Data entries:
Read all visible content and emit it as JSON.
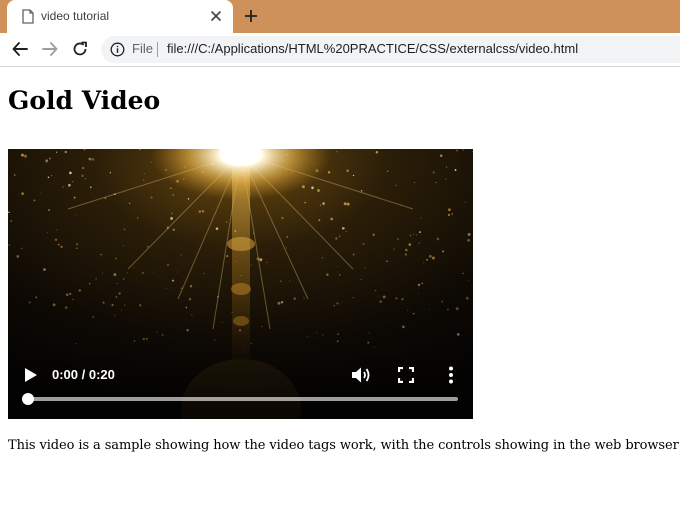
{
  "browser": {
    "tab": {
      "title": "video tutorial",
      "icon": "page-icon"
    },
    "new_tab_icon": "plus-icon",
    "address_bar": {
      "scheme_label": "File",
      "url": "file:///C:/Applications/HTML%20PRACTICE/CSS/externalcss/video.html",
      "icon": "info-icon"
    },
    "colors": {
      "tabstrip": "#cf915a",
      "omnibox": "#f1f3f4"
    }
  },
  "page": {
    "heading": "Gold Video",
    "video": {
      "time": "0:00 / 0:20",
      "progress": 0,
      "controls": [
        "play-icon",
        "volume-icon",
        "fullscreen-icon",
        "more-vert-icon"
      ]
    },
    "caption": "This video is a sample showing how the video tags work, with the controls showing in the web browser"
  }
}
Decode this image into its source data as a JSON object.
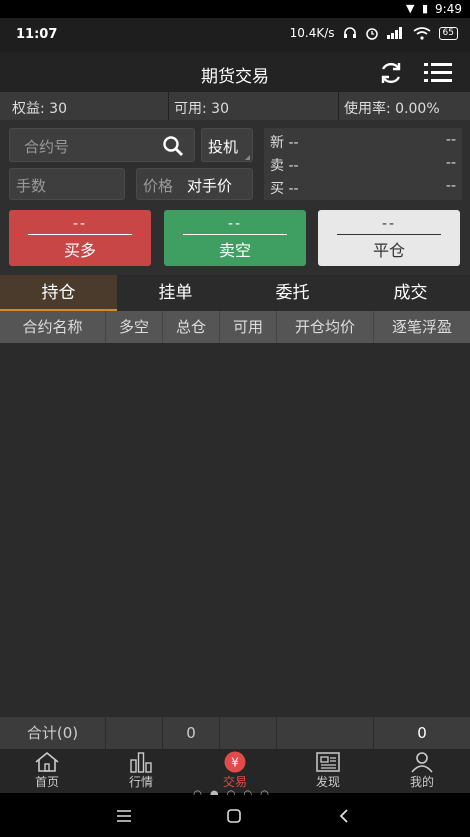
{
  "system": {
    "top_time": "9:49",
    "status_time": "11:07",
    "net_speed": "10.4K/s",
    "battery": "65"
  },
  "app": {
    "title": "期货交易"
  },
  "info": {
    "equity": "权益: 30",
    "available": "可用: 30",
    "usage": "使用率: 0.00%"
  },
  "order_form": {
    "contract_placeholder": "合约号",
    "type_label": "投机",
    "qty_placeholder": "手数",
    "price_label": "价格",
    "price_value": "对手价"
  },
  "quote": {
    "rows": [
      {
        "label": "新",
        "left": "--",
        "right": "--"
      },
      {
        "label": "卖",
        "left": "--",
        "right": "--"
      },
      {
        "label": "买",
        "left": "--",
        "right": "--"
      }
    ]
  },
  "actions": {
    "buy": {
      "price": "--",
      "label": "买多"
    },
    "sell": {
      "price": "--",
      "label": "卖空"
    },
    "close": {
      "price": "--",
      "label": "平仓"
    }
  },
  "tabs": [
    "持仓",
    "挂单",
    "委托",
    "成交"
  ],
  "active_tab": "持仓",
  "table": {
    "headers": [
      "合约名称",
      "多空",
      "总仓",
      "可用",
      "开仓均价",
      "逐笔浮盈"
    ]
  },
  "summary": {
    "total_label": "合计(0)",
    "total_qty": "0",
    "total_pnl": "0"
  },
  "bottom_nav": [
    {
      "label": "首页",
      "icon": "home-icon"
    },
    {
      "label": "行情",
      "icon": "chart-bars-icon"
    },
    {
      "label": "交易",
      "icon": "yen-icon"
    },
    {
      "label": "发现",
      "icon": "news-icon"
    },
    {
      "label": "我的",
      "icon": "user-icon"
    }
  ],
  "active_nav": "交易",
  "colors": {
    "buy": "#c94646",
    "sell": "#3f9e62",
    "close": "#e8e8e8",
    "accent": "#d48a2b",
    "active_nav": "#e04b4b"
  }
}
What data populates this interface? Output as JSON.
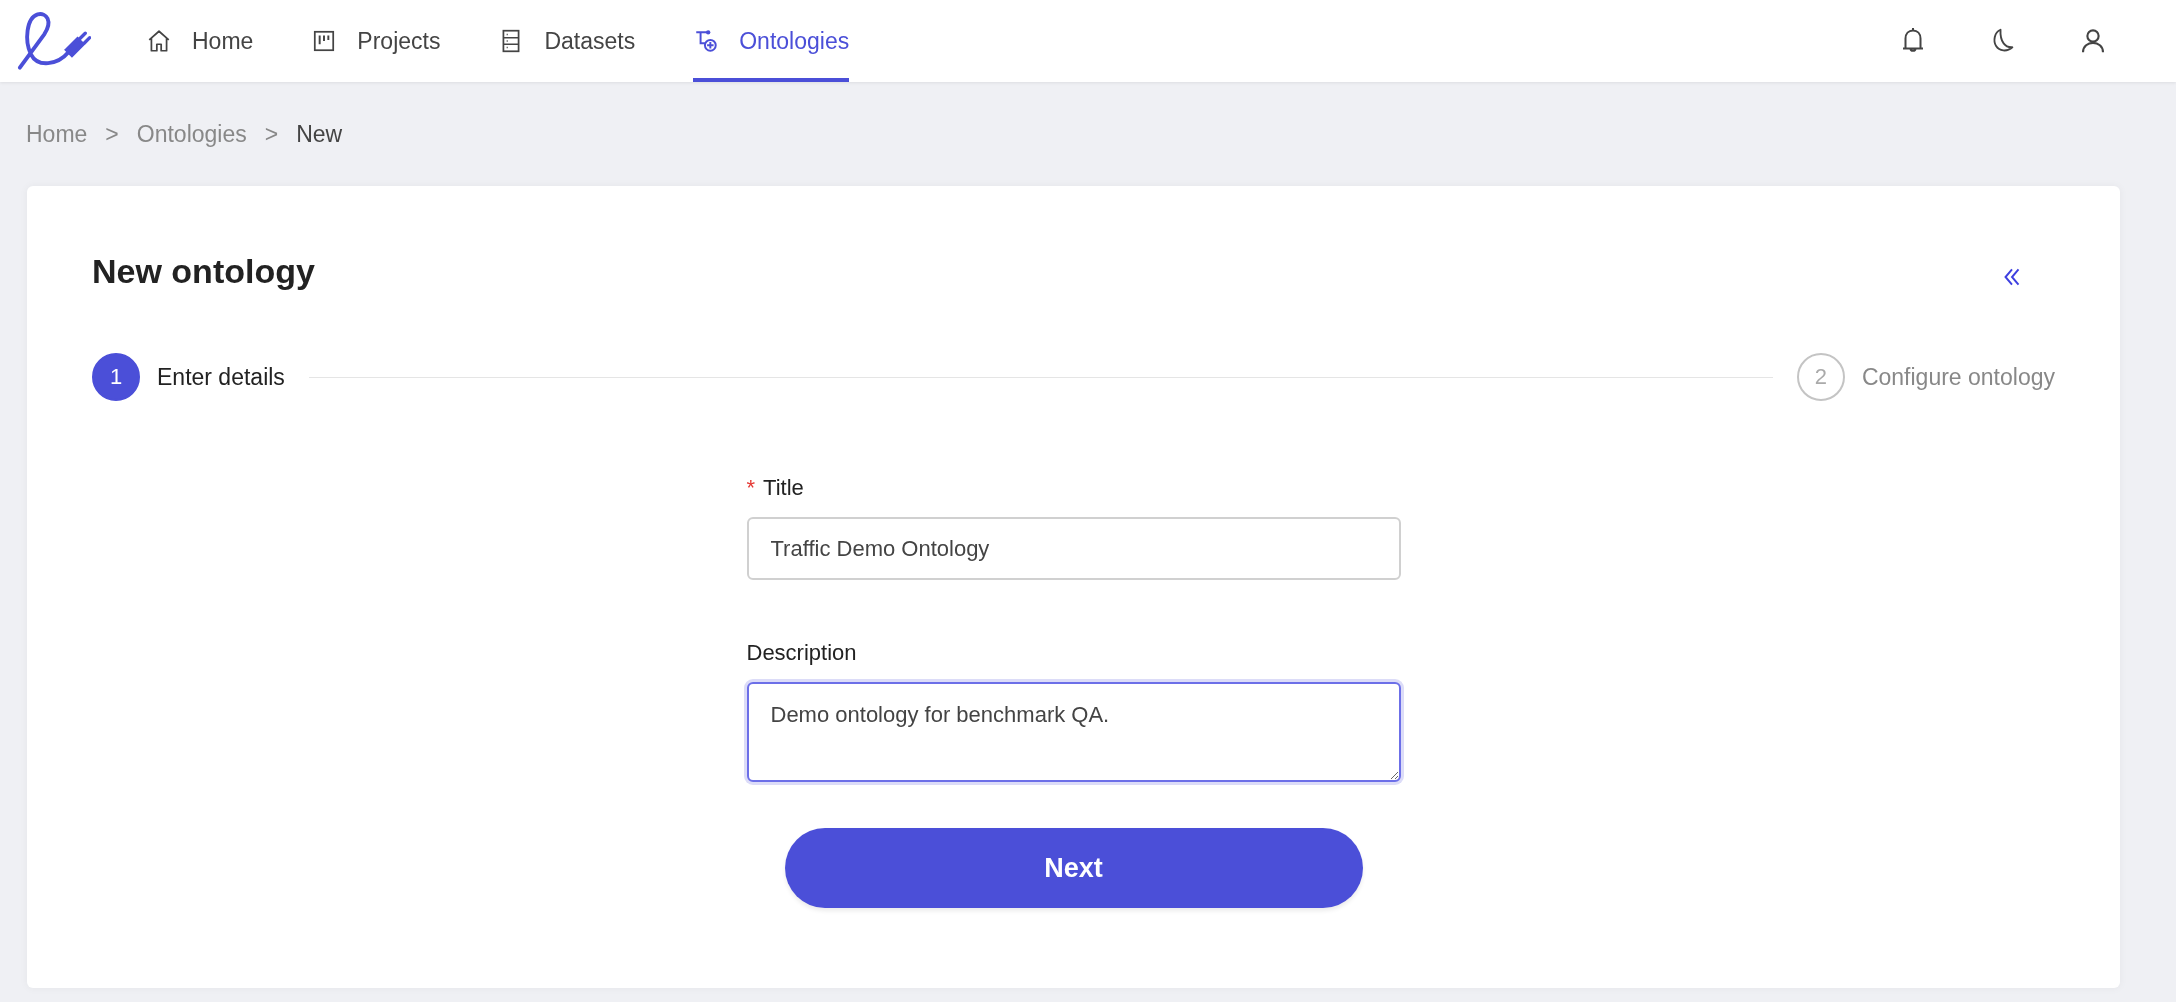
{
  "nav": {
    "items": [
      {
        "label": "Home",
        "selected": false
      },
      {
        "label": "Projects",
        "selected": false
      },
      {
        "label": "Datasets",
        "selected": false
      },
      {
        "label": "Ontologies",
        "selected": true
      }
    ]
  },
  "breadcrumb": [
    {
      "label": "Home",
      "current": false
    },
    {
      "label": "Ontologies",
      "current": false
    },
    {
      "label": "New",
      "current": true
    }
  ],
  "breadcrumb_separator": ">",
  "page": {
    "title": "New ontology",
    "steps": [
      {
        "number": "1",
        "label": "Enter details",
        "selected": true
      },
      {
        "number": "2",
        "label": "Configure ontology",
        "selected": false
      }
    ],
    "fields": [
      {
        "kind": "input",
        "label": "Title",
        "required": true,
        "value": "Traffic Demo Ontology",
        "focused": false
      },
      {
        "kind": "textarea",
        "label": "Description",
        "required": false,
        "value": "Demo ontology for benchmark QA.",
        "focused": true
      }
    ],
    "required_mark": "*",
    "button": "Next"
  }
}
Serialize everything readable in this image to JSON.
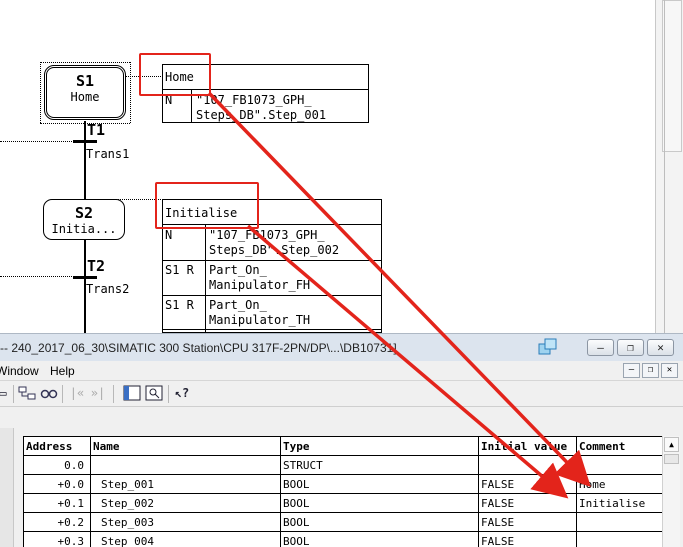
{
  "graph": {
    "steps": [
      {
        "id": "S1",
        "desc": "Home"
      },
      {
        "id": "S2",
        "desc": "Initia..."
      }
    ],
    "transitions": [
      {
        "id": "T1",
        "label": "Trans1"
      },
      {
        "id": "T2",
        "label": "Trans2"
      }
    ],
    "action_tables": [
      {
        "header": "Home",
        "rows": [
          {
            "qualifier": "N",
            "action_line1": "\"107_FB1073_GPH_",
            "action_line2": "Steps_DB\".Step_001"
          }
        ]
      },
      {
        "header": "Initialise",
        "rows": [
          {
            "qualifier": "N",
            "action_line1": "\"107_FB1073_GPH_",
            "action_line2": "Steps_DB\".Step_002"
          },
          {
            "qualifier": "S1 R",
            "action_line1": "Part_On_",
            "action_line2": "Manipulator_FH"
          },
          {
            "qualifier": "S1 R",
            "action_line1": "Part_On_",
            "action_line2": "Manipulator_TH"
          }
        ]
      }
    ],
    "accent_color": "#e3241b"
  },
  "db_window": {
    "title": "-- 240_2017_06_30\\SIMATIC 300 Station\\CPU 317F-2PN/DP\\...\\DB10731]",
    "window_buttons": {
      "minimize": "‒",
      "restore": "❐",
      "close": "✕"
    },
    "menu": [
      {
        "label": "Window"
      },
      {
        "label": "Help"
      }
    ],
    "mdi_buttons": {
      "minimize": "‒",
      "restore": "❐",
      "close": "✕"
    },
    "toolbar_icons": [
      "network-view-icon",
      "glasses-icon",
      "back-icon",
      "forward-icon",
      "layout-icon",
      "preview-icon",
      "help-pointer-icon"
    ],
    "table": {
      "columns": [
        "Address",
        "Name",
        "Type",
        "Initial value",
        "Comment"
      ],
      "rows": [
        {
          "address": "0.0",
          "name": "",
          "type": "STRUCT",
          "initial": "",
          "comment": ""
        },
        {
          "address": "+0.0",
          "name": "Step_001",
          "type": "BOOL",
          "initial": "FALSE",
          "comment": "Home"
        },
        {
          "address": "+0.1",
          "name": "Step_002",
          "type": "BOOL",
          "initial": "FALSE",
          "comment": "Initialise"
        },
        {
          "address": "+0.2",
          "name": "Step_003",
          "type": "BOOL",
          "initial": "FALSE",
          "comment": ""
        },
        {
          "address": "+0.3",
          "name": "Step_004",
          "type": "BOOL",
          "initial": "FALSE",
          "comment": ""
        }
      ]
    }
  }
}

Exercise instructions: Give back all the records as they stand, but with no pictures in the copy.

Task solution:
Read all visible content and emit it as JSON.
{
  "browser": {
    "tab": {
      "title": "video tutorial",
      "icon": "page-icon"
    },
    "new_tab_icon": "plus-icon",
    "address_bar": {
      "scheme_label": "File",
      "url": "file:///C:/Applications/HTML%20PRACTICE/CSS/externalcss/video.html",
      "icon": "info-icon"
    },
    "colors": {
      "tabstrip": "#cf915a",
      "omnibox": "#f1f3f4"
    }
  },
  "page": {
    "heading": "Gold Video",
    "video": {
      "time": "0:00 / 0:20",
      "progress": 0,
      "controls": [
        "play-icon",
        "volume-icon",
        "fullscreen-icon",
        "more-vert-icon"
      ]
    },
    "caption": "This video is a sample showing how the video tags work, with the controls showing in the web browser"
  }
}
Decode this image into its source data as a JSON object.
{
  "system": {
    "top_time": "9:49",
    "status_time": "11:07",
    "net_speed": "10.4K/s",
    "battery": "65"
  },
  "app": {
    "title": "期货交易"
  },
  "info": {
    "equity": "权益: 30",
    "available": "可用: 30",
    "usage": "使用率: 0.00%"
  },
  "order_form": {
    "contract_placeholder": "合约号",
    "type_label": "投机",
    "qty_placeholder": "手数",
    "price_label": "价格",
    "price_value": "对手价"
  },
  "quote": {
    "rows": [
      {
        "label": "新",
        "left": "--",
        "right": "--"
      },
      {
        "label": "卖",
        "left": "--",
        "right": "--"
      },
      {
        "label": "买",
        "left": "--",
        "right": "--"
      }
    ]
  },
  "actions": {
    "buy": {
      "price": "--",
      "label": "买多"
    },
    "sell": {
      "price": "--",
      "label": "卖空"
    },
    "close": {
      "price": "--",
      "label": "平仓"
    }
  },
  "tabs": [
    "持仓",
    "挂单",
    "委托",
    "成交"
  ],
  "active_tab": "持仓",
  "table": {
    "headers": [
      "合约名称",
      "多空",
      "总仓",
      "可用",
      "开仓均价",
      "逐笔浮盈"
    ]
  },
  "summary": {
    "total_label": "合计(0)",
    "total_qty": "0",
    "total_pnl": "0"
  },
  "bottom_nav": [
    {
      "label": "首页",
      "icon": "home-icon"
    },
    {
      "label": "行情",
      "icon": "chart-bars-icon"
    },
    {
      "label": "交易",
      "icon": "yen-icon"
    },
    {
      "label": "发现",
      "icon": "news-icon"
    },
    {
      "label": "我的",
      "icon": "user-icon"
    }
  ],
  "active_nav": "交易",
  "colors": {
    "buy": "#c94646",
    "sell": "#3f9e62",
    "close": "#e8e8e8",
    "accent": "#d48a2b",
    "active_nav": "#e04b4b"
  }
}
What data populates this interface? Output as JSON.
{
  "nav": {
    "items": [
      {
        "label": "Home",
        "selected": false
      },
      {
        "label": "Projects",
        "selected": false
      },
      {
        "label": "Datasets",
        "selected": false
      },
      {
        "label": "Ontologies",
        "selected": true
      }
    ]
  },
  "breadcrumb": [
    {
      "label": "Home",
      "current": false
    },
    {
      "label": "Ontologies",
      "current": false
    },
    {
      "label": "New",
      "current": true
    }
  ],
  "breadcrumb_separator": ">",
  "page": {
    "title": "New ontology",
    "steps": [
      {
        "number": "1",
        "label": "Enter details",
        "selected": true
      },
      {
        "number": "2",
        "label": "Configure ontology",
        "selected": false
      }
    ],
    "fields": [
      {
        "kind": "input",
        "label": "Title",
        "required": true,
        "value": "Traffic Demo Ontology",
        "focused": false
      },
      {
        "kind": "textarea",
        "label": "Description",
        "required": false,
        "value": "Demo ontology for benchmark QA.",
        "focused": true
      }
    ],
    "required_mark": "*",
    "button": "Next"
  }
}
Serialize everything readable in this image to JSON.
{
  "graph": {
    "steps": [
      {
        "id": "S1",
        "desc": "Home"
      },
      {
        "id": "S2",
        "desc": "Initia..."
      }
    ],
    "transitions": [
      {
        "id": "T1",
        "label": "Trans1"
      },
      {
        "id": "T2",
        "label": "Trans2"
      }
    ],
    "action_tables": [
      {
        "header": "Home",
        "rows": [
          {
            "qualifier": "N",
            "action_line1": "\"107_FB1073_GPH_",
            "action_line2": "Steps_DB\".Step_001"
          }
        ]
      },
      {
        "header": "Initialise",
        "rows": [
          {
            "qualifier": "N",
            "action_line1": "\"107_FB1073_GPH_",
            "action_line2": "Steps_DB\".Step_002"
          },
          {
            "qualifier": "S1 R",
            "action_line1": "Part_On_",
            "action_line2": "Manipulator_FH"
          },
          {
            "qualifier": "S1 R",
            "action_line1": "Part_On_",
            "action_line2": "Manipulator_TH"
          }
        ]
      }
    ],
    "accent_color": "#e3241b"
  },
  "db_window": {
    "title": "-- 240_2017_06_30\\SIMATIC 300 Station\\CPU 317F-2PN/DP\\...\\DB10731]",
    "window_buttons": {
      "minimize": "‒",
      "restore": "❐",
      "close": "✕"
    },
    "menu": [
      {
        "label": "Window"
      },
      {
        "label": "Help"
      }
    ],
    "mdi_buttons": {
      "minimize": "‒",
      "restore": "❐",
      "close": "✕"
    },
    "toolbar_icons": [
      "network-view-icon",
      "glasses-icon",
      "back-icon",
      "forward-icon",
      "layout-icon",
      "preview-icon",
      "help-pointer-icon"
    ],
    "table": {
      "columns": [
        "Address",
        "Name",
        "Type",
        "Initial value",
        "Comment"
      ],
      "rows": [
        {
          "address": "0.0",
          "name": "",
          "type": "STRUCT",
          "initial": "",
          "comment": ""
        },
        {
          "address": "+0.0",
          "name": "Step_001",
          "type": "BOOL",
          "initial": "FALSE",
          "comment": "Home"
        },
        {
          "address": "+0.1",
          "name": "Step_002",
          "type": "BOOL",
          "initial": "FALSE",
          "comment": "Initialise"
        },
        {
          "address": "+0.2",
          "name": "Step_003",
          "type": "BOOL",
          "initial": "FALSE",
          "comment": ""
        },
        {
          "address": "+0.3",
          "name": "Step_004",
          "type": "BOOL",
          "initial": "FALSE",
          "comment": ""
        }
      ]
    }
  }
}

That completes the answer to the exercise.